In a saga that’s getting almost as exasperating as Brexit negotiations, Debenhams on the brink as it rejects £150m Mike Ashley rescue deal (The Guardian, Sarah Butler) shows that, surprise-surprise, Debenhams management have voted to keep their jobs to reject Sports Direct’s Mike Ashley’s offer in a pre-pack administration deal set to be announced today that will render shareholders’ stakes worthless (including the £150m Ashley spent in building up his 29.9% stake). * SO WHAT? * God knows what the lenders, who are now in control of the company, will do now. As I keep saying, I think Debenhams is a company in terminal decline. I think that Ashley might have been able to do something with it by merging it with House of Fraser in some form, but that is not to be right now. I would not be surprised if the whole company collapsed and Ashley buys it for a song in a year.



Merck buys Versum, Standard Chartered gets a big fine and JLR shuts down…

Merck wins takeover battle for Versum with $6.4bn offer (Financial Times, Eric Platt and James Fontanella-Khan) heralds a win for Germany’s Merck as it managed to fight off rival bidders to buy the maker of chemicals that go into circuit boards and wafers. Versum’s client list includes the likes of Intel, Samsung and SK Hynix. * SO WHAT? * This will boost Merck’s performance materials unit in the face of increasing competition from China. 

I thought I’d mention Standard Chartered in $1bn settlement (The Times, James Dean) because $1bn is a hefty fine that has been imposed by American and British

regulators to settle an investigation into alleged breaches of sanctions against Iran and financial crime controls. * SO WHAT? * Some thought that the fine could be as much as $1.5bn but in a filing to the Hong Kong stock exchange in February this year, Standard Chartered said it had put aside $900m to cover fines, so I would have thought this would be neutral for the stock. In fact, it may be a positive because the size of the fine is now known.

Jaguar Land Rover begins Brexit shutdown as sales fall (The Guardian, Julia Kollewe) heralds the start of the week-long factory shutdown as part of the company’s plans for Brexit as the company also posted weaker sales in Europe and China. Facilities at Castle Bromwich, Solihull, Wolverhampton and Halewood will all be closed from Monday to Friday this week. Weakness has been blamed on slower demand in China, plummeting sales of diesel-powered cars and the costs involved in complying with tighter testing procedures in WLTP.



And finally, in other news…

I didn’t see anything in the tabloids today that particularly grabbed my interest so I thought I’d leave you with some dad jokes because a) I’m a dad and b) I used to do stand-up comedy (a long time ago):

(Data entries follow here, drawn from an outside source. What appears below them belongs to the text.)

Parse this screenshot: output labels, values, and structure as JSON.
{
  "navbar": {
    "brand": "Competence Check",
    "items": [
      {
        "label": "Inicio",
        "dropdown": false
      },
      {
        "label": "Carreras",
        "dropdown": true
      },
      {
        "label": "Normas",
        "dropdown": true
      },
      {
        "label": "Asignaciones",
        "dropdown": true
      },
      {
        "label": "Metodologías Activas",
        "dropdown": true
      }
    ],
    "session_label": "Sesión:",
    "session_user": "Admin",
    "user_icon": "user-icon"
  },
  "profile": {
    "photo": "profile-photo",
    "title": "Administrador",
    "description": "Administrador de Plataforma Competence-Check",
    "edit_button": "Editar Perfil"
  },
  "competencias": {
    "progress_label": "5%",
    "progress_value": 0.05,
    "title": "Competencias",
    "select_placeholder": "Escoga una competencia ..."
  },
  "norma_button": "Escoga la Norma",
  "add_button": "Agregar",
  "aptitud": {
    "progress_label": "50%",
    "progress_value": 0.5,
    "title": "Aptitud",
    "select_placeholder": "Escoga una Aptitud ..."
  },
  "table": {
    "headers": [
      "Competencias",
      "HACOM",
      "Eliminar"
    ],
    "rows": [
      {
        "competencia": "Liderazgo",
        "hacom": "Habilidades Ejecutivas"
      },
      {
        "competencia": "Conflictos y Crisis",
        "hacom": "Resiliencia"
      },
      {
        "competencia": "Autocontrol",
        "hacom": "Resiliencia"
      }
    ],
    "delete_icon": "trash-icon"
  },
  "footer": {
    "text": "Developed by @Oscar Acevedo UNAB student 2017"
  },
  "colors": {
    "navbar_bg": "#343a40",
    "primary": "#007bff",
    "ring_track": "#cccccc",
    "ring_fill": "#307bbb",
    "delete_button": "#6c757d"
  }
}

So I asked my mate what he liked about living in Switzerland. “Well, the flag’s a big plus…”

Someone just stole my thesaurus. I’m lost for words.

What do you call someone with no body and no nose? Nobody knows

I thank you.